It’s main event time! Thor: Ragnarok, the third installment in Marvel’s Thor storyline, was released last weekend. It’s been called the best Thor film to date by critics and viewers alike and has received surprising rave reviews. But can the Asgardian-centric franchise, which began in 2011, compare to fresher, wittier, and more daring space epics like Guardians of the Galaxy?

*spoiler-ish content ahead*

The answer is YES. A thousand times, yes.

It’s rare for me to leave at the end of a movie and immediately want to turn around and watch it again. It’s happened a few times, like with Wonder Woman, but it’s not often that I find something that is not only thoroughly entertaining but also meaningful. Thor: Ragnarok deals with death and the potential annihilation of an entire civilization; it tackles psychological trauma and identity crises; and all the while, it manages to make you laugh.

In this installment, we find a funnier, more well-rounded Thor. He’s grown into himself as an explorer and hero, leaving Earthly entanglements behind in pursuit of the infinity stones. During his quest he finds himself in the position to prevent the foretold tragedy of Ragnarok, an event said to destroy Asgard and all Asgardians. He returns to Asgard to tell Odin of his conquest, only to realize that Odin’s not exactly home. Remember how Loki took over by masquerading as Odin at the end of Thor: The Dark World? And how everyone thought Loki was dead? Yeah. This discovery launches our God of Thunder into a series of adventures that begins with a search for his father and ends with his imprisonment as a gladiator in the service of Jeff Goldblum, aka the Grandmaster. And that’s only the beginning!

As with any good superhero film worth its salt, we have multiple villainous characters leading us up to the Boss (aka the badass and beautiful Hela, played stunningly by Cate Blanchett). But unlike previous Thor films, this one is flashier, more colorful, and takes daring risks such as cutting off Thor’s trademark hair, destroying his beloved hammer, and shedding the costume he’s worn during the last four films in which he’s appeared. The music and the overall aesthetic is definitely 80s (Immigrant Song, anyone? Tony Stark would love it.)
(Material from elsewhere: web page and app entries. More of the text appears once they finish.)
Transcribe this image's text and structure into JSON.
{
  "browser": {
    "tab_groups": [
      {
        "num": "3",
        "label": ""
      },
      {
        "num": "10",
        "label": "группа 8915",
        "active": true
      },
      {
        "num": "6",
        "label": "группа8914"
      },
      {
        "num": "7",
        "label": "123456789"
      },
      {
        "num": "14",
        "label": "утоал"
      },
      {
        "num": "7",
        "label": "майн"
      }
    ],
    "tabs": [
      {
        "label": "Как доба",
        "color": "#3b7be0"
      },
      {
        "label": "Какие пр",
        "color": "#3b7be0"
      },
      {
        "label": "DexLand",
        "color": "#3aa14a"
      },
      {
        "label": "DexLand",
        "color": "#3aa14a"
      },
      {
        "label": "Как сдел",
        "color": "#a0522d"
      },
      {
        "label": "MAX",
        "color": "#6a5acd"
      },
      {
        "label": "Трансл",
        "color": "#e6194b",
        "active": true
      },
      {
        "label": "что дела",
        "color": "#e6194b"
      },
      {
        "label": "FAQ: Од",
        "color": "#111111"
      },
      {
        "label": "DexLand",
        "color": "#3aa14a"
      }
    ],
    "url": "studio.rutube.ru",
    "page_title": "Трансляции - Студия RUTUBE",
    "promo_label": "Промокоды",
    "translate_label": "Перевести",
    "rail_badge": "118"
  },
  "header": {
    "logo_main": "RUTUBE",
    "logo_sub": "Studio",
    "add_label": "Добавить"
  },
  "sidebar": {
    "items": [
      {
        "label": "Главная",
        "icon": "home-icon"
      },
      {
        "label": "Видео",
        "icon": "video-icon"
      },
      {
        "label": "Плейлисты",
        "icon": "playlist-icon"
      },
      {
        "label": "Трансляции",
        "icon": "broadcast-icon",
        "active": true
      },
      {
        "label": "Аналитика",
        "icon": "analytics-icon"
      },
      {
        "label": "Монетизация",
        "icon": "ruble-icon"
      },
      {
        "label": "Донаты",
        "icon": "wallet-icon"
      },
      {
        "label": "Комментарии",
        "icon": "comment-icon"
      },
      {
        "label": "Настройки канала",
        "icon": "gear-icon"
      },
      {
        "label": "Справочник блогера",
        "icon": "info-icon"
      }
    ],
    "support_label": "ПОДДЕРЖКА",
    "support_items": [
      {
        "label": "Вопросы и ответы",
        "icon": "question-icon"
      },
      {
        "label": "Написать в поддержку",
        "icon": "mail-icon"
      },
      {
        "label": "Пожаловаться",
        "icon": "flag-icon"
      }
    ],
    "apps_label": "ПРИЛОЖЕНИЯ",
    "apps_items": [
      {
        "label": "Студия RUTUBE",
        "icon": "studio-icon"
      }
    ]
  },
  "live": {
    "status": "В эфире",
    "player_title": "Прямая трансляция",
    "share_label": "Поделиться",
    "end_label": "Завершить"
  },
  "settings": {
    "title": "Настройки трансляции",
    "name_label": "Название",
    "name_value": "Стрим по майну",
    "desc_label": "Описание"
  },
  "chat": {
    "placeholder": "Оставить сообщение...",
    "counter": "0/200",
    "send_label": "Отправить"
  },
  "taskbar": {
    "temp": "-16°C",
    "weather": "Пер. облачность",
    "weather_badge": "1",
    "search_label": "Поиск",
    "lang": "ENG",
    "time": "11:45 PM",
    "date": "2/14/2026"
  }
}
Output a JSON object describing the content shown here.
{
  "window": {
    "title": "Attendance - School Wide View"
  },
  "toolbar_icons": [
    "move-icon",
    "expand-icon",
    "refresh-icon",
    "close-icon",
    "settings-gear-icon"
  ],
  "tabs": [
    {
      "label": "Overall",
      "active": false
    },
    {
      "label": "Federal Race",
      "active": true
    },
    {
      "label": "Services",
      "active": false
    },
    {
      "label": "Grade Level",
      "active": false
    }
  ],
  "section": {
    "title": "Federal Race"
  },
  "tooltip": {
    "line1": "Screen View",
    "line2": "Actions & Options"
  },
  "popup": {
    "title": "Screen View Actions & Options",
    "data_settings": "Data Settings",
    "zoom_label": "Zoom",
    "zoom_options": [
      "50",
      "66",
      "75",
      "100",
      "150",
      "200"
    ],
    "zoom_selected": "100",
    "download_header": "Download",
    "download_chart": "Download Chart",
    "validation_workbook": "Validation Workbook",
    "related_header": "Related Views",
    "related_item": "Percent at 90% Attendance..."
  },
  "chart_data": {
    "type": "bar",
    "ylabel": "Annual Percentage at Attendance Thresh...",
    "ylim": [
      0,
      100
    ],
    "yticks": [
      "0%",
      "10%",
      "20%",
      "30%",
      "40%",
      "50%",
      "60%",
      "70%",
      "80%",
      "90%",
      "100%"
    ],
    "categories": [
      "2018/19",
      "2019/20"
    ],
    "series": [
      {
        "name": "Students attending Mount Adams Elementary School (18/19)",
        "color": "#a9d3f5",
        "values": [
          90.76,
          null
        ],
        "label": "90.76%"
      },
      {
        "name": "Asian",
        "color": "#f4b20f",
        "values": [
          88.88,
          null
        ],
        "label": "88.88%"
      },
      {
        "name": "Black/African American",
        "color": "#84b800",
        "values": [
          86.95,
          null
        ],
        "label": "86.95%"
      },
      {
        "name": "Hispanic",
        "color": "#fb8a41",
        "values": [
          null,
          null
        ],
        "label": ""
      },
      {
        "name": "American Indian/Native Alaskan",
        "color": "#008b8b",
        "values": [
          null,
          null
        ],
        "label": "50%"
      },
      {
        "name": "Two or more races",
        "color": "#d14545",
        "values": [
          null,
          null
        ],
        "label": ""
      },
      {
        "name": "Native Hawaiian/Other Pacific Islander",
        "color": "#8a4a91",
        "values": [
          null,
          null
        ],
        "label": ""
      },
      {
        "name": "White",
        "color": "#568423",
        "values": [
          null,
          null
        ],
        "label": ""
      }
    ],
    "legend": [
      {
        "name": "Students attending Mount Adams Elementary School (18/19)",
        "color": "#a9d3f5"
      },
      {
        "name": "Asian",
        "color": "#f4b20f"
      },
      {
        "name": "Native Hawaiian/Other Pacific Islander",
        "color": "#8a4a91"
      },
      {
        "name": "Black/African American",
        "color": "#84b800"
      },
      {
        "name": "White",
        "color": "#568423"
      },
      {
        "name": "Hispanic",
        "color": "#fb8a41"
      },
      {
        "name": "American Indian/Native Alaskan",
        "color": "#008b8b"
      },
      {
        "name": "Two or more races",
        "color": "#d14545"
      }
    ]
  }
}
The risks pay off. Director Taika Waititi managed what I didn’t think was possible—a sequel more enjoyable than the original. From the witty script (that isn’t afraid to make blatant jokes about the size of the Hulk’s penis) to the flawless editing to the amazing score, the film gives us a version of Ragnarok that fits right into the path of the upcoming Avengers: Infinity War without being too serious. In Hela, we are given a female villain who doesn’t use her wiles to get what she wants—she’s just f*cking powerful. Hemsworth, Hiddleston, and Ruffalo all deliver beautifully, each finding new ways to explore their respective characters. Not to mention, our host of new characters is a complete joy to experience: Valkyrie (Tessa Thompson), the Grandmaster (Jeff Goldblum), and Korg (Taika Waititi) in particular.

Do you love comics? Watch this film. Do you love Thor? Watch this film. Do you need a laugh because the world’s suckage meter keeps getting worse? Watch this film, and rejoice in Marvel’s new level of awesomeness. Didn’t think they could raise the bar? They have.

Oh, and stay for the credits. You won’t regret it.

Until next time,

The Collected Mutineer

P.S. You didn’t think I’d write a Thor review and not include Loki gifs, did you? 

P.P.S. And don’t forget everyone’s first nerd crush.